historic stone walls of the Property (Hr'g Tr. 7-10, Nov.
13, 2014); Engineer Brandon Carr, on the environmental
aspects of the project, id. at 10-11; Traffic
Engineer Paul Bannon, on the traffic conditions near the
Property, id. at 17-18, 37-38; and Construction
Manager Richard George, on the construction schedule details,
id. at 21.
number of members of the public testified against the
proposed development, citing the large size of the proposed
building and the lack of historic preservation. Id.
at 18, 39-40; Hr'g Tr. 33, 35, Dec. 9, 2014; Hr'g Tr.
17-23, Jan. 13, 2015. On the other hand, there were a number
of members of the public who testified in favor of the
project. (Hr'g Tr. 22, Nov. 13, 2014; Hr'g Tr. 19,
Dec. 9, 2014; Hr'g Tr. 15-16, Feb. 3, 2015.)
second set of hearings, the Planning Board, with agreement of
the applicant, Post Acute, incorporated the file from the
first set of hearings. (Hr'g Tr. 3, July 14, 2015.)
Witnesses for Post Acute put forth very similar testimony to
that offered at the first hearings. Id. at 10-20.
The planner for Post Acute, Joseph Lombardo, also presented
his report, discussing the Project and its compliance with
the Zoning Ordinance and the Comprehensive Plan. Id.
at 5-10. Members of the public also testified, and many of
the objectors were the same people who had testified at the
first hearings, offering similar testimony regarding concerns
of historic preservation, traffic, and the large scale of the
Project. Id. at 27-40. The Planning Board considered
nine of the objectors that testified at the hearings as
experts, based on their training and experience in planning
and historic preservation. (Planning Bd. Decision 2, Nov. 17,
2015, Appellee's Ex. A.)
November 17, 2015, the Planning Board issued its second
decision, denying master plan approval of the Project. The
Planning Board found that the Project met the Zoning
Ordinance requirements, the necessary environmental
standards, and the required parking standards.

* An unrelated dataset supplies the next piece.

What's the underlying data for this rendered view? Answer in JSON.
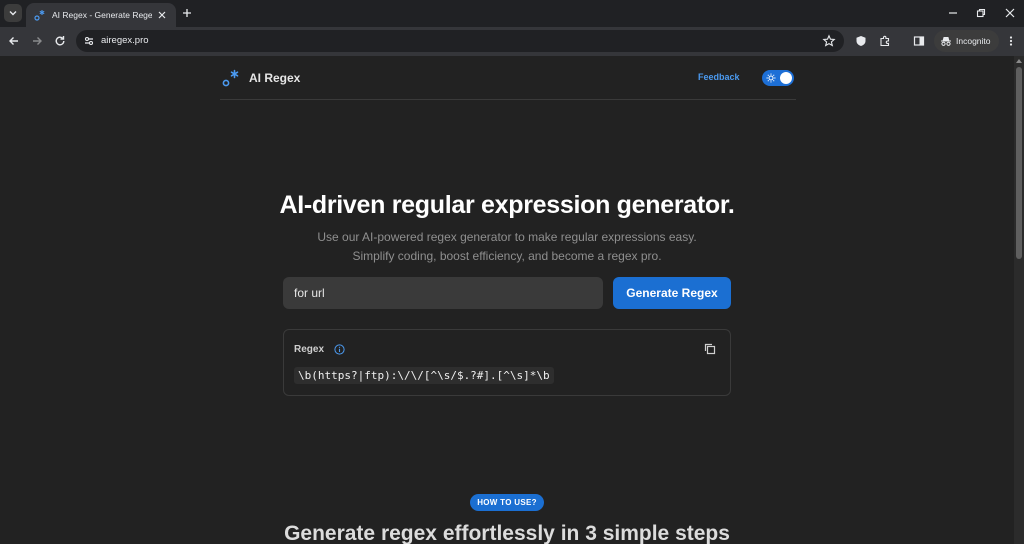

Id.
at 3; see Town of South Kingstown Zoning Ordinance
§ 401. However, the Planning Board found that the
Project did not meet various requirements of the
Comprehensive Plan as it generally failed to preserve
historical features of the Property. (Planning Bd. Decision
3-4, Nov. 17, 2015, Appellee's Ex. A.) Specifically, the
Planning Board found that the Project did not meet a number
of policies under the Land Use Action Plan and the Natural
and Cultural Resources Action Plan. Id. The Planning
Board noted that, on balance, it found the testimony of the
objector "experts" "particularly relevant to
its decision" that the application for master plan
approval did not comply with the Comprehensive Plan.
Id. at 2.
Acute and the Owner filed separate appeals to the Zoning
Board, which were consolidated by agreement of the parties.
The Zoning Board, acting as the Planning Board of Appeal,
held a public hearing on March 16, 2016 and issued a decision
on April 27, 2016, denying the appeal. (Zoning Bd. Decision
4, Apr. 27, 2016, Appellee's Ex. B.) The Zoning Board
found that the weight of the evidence supported denying the
appeal, giving great deference to the Planning Board's
witness credibility determinations and upholding its
decision. Id. at 3-4. Appellants appealed the Zoning
Board's decision to this Court.